#### [What this task involves]
Set down the records again, keeping each line exactly as it is.

#### [Listed entries]

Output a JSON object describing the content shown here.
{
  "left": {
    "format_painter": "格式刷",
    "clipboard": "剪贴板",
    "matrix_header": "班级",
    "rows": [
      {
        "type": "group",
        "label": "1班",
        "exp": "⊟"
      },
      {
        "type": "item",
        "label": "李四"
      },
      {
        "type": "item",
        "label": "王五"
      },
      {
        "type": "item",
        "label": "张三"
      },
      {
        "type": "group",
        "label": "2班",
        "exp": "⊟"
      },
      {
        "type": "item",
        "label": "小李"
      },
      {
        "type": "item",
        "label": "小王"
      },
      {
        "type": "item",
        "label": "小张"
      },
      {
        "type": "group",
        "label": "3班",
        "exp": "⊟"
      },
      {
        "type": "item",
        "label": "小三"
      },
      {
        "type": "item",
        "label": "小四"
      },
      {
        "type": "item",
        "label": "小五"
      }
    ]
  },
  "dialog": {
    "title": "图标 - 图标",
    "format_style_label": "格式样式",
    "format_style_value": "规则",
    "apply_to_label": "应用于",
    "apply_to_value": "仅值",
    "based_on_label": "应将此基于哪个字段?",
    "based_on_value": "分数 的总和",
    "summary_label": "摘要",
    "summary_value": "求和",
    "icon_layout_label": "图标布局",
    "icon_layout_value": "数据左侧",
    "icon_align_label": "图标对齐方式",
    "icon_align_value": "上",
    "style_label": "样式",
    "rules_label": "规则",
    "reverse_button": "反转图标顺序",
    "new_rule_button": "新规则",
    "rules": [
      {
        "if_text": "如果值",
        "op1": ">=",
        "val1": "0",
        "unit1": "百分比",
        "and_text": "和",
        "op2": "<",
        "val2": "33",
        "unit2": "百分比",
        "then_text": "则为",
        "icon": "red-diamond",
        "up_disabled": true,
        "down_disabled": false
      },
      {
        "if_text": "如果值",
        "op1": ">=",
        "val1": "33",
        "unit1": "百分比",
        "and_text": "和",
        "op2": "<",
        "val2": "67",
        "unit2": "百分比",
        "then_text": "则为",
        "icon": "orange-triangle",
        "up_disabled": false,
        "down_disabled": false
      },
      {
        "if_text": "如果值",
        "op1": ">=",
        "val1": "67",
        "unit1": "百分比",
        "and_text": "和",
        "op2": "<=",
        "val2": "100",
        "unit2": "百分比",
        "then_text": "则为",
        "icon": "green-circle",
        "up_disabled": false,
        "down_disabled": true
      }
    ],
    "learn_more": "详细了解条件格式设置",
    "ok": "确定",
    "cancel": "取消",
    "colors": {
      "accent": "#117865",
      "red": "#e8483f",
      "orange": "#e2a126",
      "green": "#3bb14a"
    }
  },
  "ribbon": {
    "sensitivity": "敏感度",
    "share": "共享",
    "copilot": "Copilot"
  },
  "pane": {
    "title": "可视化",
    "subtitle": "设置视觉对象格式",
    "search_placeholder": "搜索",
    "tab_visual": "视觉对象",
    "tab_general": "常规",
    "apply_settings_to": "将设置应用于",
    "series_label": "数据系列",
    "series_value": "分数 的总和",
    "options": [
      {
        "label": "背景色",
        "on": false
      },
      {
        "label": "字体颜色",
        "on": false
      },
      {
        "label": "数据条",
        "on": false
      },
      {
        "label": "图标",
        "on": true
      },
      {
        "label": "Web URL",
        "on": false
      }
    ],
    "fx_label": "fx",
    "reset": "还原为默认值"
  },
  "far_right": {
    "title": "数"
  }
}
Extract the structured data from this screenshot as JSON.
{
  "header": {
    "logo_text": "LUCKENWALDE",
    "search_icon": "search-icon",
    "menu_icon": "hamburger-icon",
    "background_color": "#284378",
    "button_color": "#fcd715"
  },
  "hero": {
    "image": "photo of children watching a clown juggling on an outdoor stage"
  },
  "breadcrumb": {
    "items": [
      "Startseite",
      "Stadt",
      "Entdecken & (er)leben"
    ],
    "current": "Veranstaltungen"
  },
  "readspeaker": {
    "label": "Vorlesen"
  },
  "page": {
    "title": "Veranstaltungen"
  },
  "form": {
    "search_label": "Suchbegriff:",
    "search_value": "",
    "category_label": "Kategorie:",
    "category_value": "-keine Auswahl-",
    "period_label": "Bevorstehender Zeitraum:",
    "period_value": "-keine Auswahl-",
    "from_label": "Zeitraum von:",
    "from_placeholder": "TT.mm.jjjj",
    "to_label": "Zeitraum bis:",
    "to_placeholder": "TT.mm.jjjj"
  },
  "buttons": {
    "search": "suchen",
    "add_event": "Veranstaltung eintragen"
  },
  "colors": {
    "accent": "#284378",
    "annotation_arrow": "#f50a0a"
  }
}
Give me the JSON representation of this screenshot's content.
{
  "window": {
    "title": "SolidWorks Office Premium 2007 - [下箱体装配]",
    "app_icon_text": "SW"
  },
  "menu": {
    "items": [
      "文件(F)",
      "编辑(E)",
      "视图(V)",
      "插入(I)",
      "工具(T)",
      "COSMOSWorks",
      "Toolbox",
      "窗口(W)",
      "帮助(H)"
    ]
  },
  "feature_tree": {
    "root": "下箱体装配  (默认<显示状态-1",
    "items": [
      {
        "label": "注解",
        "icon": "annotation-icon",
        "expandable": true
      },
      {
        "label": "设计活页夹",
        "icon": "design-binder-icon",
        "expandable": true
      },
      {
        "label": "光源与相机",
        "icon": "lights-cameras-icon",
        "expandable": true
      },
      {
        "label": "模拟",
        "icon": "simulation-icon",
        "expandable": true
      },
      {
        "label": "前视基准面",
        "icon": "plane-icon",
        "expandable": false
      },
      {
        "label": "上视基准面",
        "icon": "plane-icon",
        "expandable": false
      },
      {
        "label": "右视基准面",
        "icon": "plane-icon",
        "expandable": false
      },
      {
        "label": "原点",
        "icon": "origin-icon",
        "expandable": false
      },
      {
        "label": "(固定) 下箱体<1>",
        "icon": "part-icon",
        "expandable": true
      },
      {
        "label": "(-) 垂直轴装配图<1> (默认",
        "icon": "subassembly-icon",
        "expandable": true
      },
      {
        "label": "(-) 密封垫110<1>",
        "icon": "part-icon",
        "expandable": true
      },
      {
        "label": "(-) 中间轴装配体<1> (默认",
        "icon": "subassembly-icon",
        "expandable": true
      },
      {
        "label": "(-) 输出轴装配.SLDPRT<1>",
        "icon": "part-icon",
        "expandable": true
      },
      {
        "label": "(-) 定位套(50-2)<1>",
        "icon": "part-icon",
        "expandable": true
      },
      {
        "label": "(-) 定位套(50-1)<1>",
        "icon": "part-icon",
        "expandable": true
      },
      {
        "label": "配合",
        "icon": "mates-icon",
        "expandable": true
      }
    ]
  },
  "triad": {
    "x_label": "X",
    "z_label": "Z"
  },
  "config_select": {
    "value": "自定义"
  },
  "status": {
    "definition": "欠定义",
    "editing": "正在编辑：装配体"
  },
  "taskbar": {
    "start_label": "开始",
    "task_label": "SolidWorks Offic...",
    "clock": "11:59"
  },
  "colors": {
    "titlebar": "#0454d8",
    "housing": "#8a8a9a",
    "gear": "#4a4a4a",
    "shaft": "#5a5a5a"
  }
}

#### [Finished exercise]
Output a JSON object describing the content shown here.
{
  "left": {
    "format_painter": "格式刷",
    "clipboard": "剪贴板",
    "matrix_header": "班级",
    "rows": [
      {
        "type": "group",
        "label": "1班",
        "exp": "⊟"
      },
      {
        "type": "item",
        "label": "李四"
      },
      {
        "type": "item",
        "label": "王五"
      },
      {
        "type": "item",
        "label": "张三"
      },
      {
        "type": "group",
        "label": "2班",
        "exp": "⊟"
      },
      {
        "type": "item",
        "label": "小李"
      },
      {
        "type": "item",
        "label": "小王"
      },
      {
        "type": "item",
        "label": "小张"
      },
      {
        "type": "group",
        "label": "3班",
        "exp": "⊟"
      },
      {
        "type": "item",
        "label": "小三"
      },
      {
        "type": "item",
        "label": "小四"
      },
      {
        "type": "item",
        "label": "小五"
      }
    ]
  },
  "dialog": {
    "title": "图标 - 图标",
    "format_style_label": "格式样式",
    "format_style_value": "规则",
    "apply_to_label": "应用于",
    "apply_to_value": "仅值",
    "based_on_label": "应将此基于哪个字段?",
    "based_on_value": "分数 的总和",
    "summary_label": "摘要",
    "summary_value": "求和",
    "icon_layout_label": "图标布局",
    "icon_layout_value": "数据左侧",
    "icon_align_label": "图标对齐方式",
    "icon_align_value": "上",
    "style_label": "样式",
    "rules_label": "规则",
    "reverse_button": "反转图标顺序",
    "new_rule_button": "新规则",
    "rules": [
      {
        "if_text": "如果值",
        "op1": ">=",
        "val1": "0",
        "unit1": "百分比",
        "and_text": "和",
        "op2": "<",
        "val2": "33",
        "unit2": "百分比",
        "then_text": "则为",
        "icon": "red-diamond",
        "up_disabled": true,
        "down_disabled": false
      },
      {
        "if_text": "如果值",
        "op1": ">=",
        "val1": "33",
        "unit1": "百分比",
        "and_text": "和",
        "op2": "<",
        "val2": "67",
        "unit2": "百分比",
        "then_text": "则为",
        "icon": "orange-triangle",
        "up_disabled": false,
        "down_disabled": false
      },
      {
        "if_text": "如果值",
        "op1": ">=",
        "val1": "67",
        "unit1": "百分比",
        "and_text": "和",
        "op2": "<=",
        "val2": "100",
        "unit2": "百分比",
        "then_text": "则为",
        "icon": "green-circle",
        "up_disabled": false,
        "down_disabled": true
      }
    ],
    "learn_more": "详细了解条件格式设置",
    "ok": "确定",
    "cancel": "取消",
    "colors": {
      "accent": "#117865",
      "red": "#e8483f",
      "orange": "#e2a126",
      "green": "#3bb14a"
    }
  },
  "ribbon": {
    "sensitivity": "敏感度",
    "share": "共享",
    "copilot": "Copilot"
  },
  "pane": {
    "title": "可视化",
    "subtitle": "设置视觉对象格式",
    "search_placeholder": "搜索",
    "tab_visual": "视觉对象",
    "tab_general": "常规",
    "apply_settings_to": "将设置应用于",
    "series_label": "数据系列",
    "series_value": "分数 的总和",
    "options": [
      {
        "label": "背景色",
        "on": false
      },
      {
        "label": "字体颜色",
        "on": false
      },
      {
        "label": "数据条",
        "on": false
      },
      {
        "label": "图标",
        "on": true
      },
      {
        "label": "Web URL",
        "on": false
      }
    ],
    "fx_label": "fx",
    "reset": "还原为默认值"
  },
  "far_right": {
    "title": "数"
  }
}
Extract the structured data from this screenshot as JSON.
{
  "header": {
    "logo_text": "LUCKENWALDE",
    "search_icon": "search-icon",
    "menu_icon": "hamburger-icon",
    "background_color": "#284378",
    "button_color": "#fcd715"
  },
  "hero": {
    "image": "photo of children watching a clown juggling on an outdoor stage"
  },
  "breadcrumb": {
    "items": [
      "Startseite",
      "Stadt",
      "Entdecken & (er)leben"
    ],
    "current": "Veranstaltungen"
  },
  "readspeaker": {
    "label": "Vorlesen"
  },
  "page": {
    "title": "Veranstaltungen"
  },
  "form": {
    "search_label": "Suchbegriff:",
    "search_value": "",
    "category_label": "Kategorie:",
    "category_value": "-keine Auswahl-",
    "period_label": "Bevorstehender Zeitraum:",
    "period_value": "-keine Auswahl-",
    "from_label": "Zeitraum von:",
    "from_placeholder": "TT.mm.jjjj",
    "to_label": "Zeitraum bis:",
    "to_placeholder": "TT.mm.jjjj"
  },
  "buttons": {
    "search": "suchen",
    "add_event": "Veranstaltung eintragen"
  },
  "colors": {
    "accent": "#284378",
    "annotation_arrow": "#f50a0a"
  }
}
Give me the JSON representation of this screenshot's content.
{
  "window": {
    "title": "SolidWorks Office Premium 2007 - [下箱体装配]",
    "app_icon_text": "SW"
  },
  "menu": {
    "items": [
      "文件(F)",
      "编辑(E)",
      "视图(V)",
      "插入(I)",
      "工具(T)",
      "COSMOSWorks",
      "Toolbox",
      "窗口(W)",
      "帮助(H)"
    ]
  },
  "feature_tree": {
    "root": "下箱体装配  (默认<显示状态-1",
    "items": [
      {
        "label": "注解",
        "icon": "annotation-icon",
        "expandable": true
      },
      {
        "label": "设计活页夹",
        "icon": "design-binder-icon",
        "expandable": true
      },
      {
        "label": "光源与相机",
        "icon": "lights-cameras-icon",
        "expandable": true
      },
      {
        "label": "模拟",
        "icon": "simulation-icon",
        "expandable": true
      },
      {
        "label": "前视基准面",
        "icon": "plane-icon",
        "expandable": false
      },
      {
        "label": "上视基准面",
        "icon": "plane-icon",
        "expandable": false
      },
      {
        "label": "右视基准面",
        "icon": "plane-icon",
        "expandable": false
      },
      {
        "label": "原点",
        "icon": "origin-icon",
        "expandable": false
      },
      {
        "label": "(固定) 下箱体<1>",
        "icon": "part-icon",
        "expandable": true
      },
      {
        "label": "(-) 垂直轴装配图<1> (默认",
        "icon": "subassembly-icon",
        "expandable": true
      },
      {
        "label": "(-) 密封垫110<1>",
        "icon": "part-icon",
        "expandable": true
      },
      {
        "label": "(-) 中间轴装配体<1> (默认",
        "icon": "subassembly-icon",
        "expandable": true
      },
      {
        "label": "(-) 输出轴装配.SLDPRT<1>",
        "icon": "part-icon",
        "expandable": true
      },
      {
        "label": "(-) 定位套(50-2)<1>",
        "icon": "part-icon",
        "expandable": true
      },
      {
        "label": "(-) 定位套(50-1)<1>",
        "icon": "part-icon",
        "expandable": true
      },
      {
        "label": "配合",
        "icon": "mates-icon",
        "expandable": true
      }
    ]
  },
  "triad": {
    "x_label": "X",
    "z_label": "Z"
  },
  "config_select": {
    "value": "自定义"
  },
  "status": {
    "definition": "欠定义",
    "editing": "正在编辑：装配体"
  },
  "taskbar": {
    "start_label": "开始",
    "task_label": "SolidWorks Offic...",
    "clock": "11:59"
  },
  "colors": {
    "titlebar": "#0454d8",
    "housing": "#8a8a9a",
    "gear": "#4a4a4a",
    "shaft": "#5a5a5a"
  }
}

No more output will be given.